___ EXTRACTED DATA ___
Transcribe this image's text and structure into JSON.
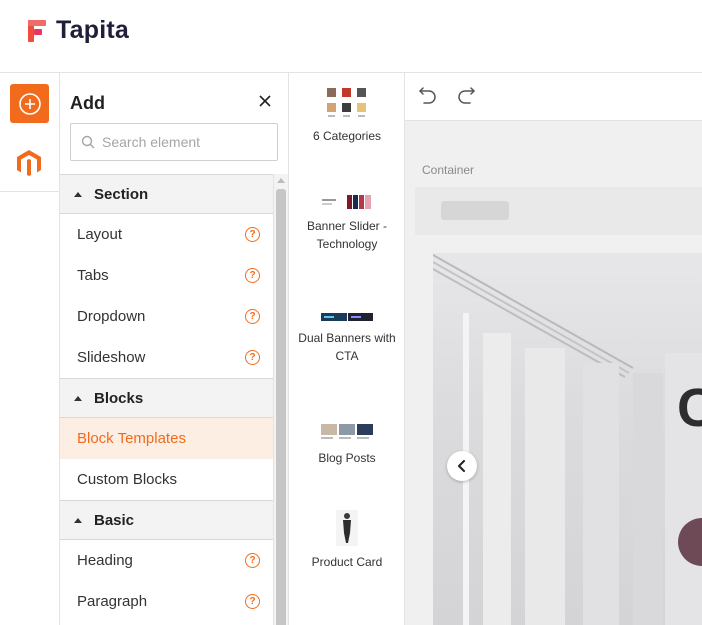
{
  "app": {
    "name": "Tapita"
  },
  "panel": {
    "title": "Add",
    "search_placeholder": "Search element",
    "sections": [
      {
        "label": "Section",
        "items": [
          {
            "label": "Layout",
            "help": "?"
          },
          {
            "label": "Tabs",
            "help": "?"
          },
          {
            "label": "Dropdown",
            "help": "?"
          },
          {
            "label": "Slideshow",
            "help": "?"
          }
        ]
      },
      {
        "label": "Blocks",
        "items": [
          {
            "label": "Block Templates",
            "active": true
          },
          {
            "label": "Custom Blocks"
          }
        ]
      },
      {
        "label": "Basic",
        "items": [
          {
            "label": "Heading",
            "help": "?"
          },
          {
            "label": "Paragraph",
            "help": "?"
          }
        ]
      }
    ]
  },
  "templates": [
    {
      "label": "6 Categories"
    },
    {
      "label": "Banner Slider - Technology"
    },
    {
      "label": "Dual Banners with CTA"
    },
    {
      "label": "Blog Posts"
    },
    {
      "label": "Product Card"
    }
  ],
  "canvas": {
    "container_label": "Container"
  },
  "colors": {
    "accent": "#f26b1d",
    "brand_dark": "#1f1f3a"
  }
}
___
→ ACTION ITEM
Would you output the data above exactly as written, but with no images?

→ ANSWER SPACE
Transcribe this image's text and structure into JSON.
{
  "app": {
    "name": "Tapita"
  },
  "panel": {
    "title": "Add",
    "search_placeholder": "Search element",
    "sections": [
      {
        "label": "Section",
        "items": [
          {
            "label": "Layout",
            "help": "?"
          },
          {
            "label": "Tabs",
            "help": "?"
          },
          {
            "label": "Dropdown",
            "help": "?"
          },
          {
            "label": "Slideshow",
            "help": "?"
          }
        ]
      },
      {
        "label": "Blocks",
        "items": [
          {
            "label": "Block Templates",
            "active": true
          },
          {
            "label": "Custom Blocks"
          }
        ]
      },
      {
        "label": "Basic",
        "items": [
          {
            "label": "Heading",
            "help": "?"
          },
          {
            "label": "Paragraph",
            "help": "?"
          }
        ]
      }
    ]
  },
  "templates": [
    {
      "label": "6 Categories"
    },
    {
      "label": "Banner Slider - Technology"
    },
    {
      "label": "Dual Banners with CTA"
    },
    {
      "label": "Blog Posts"
    },
    {
      "label": "Product Card"
    }
  ],
  "canvas": {
    "container_label": "Container"
  },
  "colors": {
    "accent": "#f26b1d",
    "brand_dark": "#1f1f3a"
  }
}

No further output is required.